ASSIGNMENT
Scan the entries below. Report each line where the string "notification" occurs.

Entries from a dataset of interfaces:
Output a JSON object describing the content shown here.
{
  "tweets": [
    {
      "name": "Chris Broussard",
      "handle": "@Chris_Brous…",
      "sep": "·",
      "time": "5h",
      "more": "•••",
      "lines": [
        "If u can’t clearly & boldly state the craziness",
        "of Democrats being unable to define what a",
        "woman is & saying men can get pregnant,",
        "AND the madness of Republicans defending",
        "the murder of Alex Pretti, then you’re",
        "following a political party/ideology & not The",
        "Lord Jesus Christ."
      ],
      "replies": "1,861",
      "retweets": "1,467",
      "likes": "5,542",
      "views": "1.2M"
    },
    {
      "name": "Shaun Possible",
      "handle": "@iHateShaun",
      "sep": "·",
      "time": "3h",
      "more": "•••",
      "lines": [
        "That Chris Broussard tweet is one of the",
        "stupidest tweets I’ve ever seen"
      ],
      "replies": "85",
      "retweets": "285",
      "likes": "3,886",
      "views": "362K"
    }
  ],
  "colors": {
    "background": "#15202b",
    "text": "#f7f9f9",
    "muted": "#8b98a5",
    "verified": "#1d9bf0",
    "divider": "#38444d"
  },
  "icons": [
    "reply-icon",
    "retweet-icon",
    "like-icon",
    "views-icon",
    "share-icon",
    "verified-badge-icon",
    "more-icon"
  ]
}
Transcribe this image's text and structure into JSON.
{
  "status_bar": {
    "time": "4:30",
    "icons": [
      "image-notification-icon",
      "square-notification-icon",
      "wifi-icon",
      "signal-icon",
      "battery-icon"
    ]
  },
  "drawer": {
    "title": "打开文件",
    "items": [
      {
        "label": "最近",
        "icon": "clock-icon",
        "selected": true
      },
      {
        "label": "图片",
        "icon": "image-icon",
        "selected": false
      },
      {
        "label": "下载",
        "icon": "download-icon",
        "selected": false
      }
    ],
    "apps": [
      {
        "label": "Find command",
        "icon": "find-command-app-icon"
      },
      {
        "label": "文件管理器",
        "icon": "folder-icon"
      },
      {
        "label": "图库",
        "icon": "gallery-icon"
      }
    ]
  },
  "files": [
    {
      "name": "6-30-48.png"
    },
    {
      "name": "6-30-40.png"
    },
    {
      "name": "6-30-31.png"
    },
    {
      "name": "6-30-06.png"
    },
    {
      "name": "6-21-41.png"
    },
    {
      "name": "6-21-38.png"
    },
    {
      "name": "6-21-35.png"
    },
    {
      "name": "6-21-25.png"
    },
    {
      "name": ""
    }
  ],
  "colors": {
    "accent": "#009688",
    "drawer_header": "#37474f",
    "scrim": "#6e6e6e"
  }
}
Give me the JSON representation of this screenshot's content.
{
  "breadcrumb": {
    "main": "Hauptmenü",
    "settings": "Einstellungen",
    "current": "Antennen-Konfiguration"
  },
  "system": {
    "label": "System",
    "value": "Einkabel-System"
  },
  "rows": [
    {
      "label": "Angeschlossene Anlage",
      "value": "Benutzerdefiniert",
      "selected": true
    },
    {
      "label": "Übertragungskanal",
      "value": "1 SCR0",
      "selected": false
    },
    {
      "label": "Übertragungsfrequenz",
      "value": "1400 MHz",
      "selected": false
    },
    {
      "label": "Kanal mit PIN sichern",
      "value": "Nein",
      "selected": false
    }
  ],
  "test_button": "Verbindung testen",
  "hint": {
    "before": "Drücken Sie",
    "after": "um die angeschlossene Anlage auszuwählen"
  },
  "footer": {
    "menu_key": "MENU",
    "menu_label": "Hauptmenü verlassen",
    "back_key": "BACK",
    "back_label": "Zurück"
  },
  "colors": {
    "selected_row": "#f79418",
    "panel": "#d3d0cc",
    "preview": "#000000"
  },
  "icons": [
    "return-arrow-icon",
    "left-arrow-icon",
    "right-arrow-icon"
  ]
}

FINISHED EXERCISE
      "image-notification-icon",
      "square-notification-icon",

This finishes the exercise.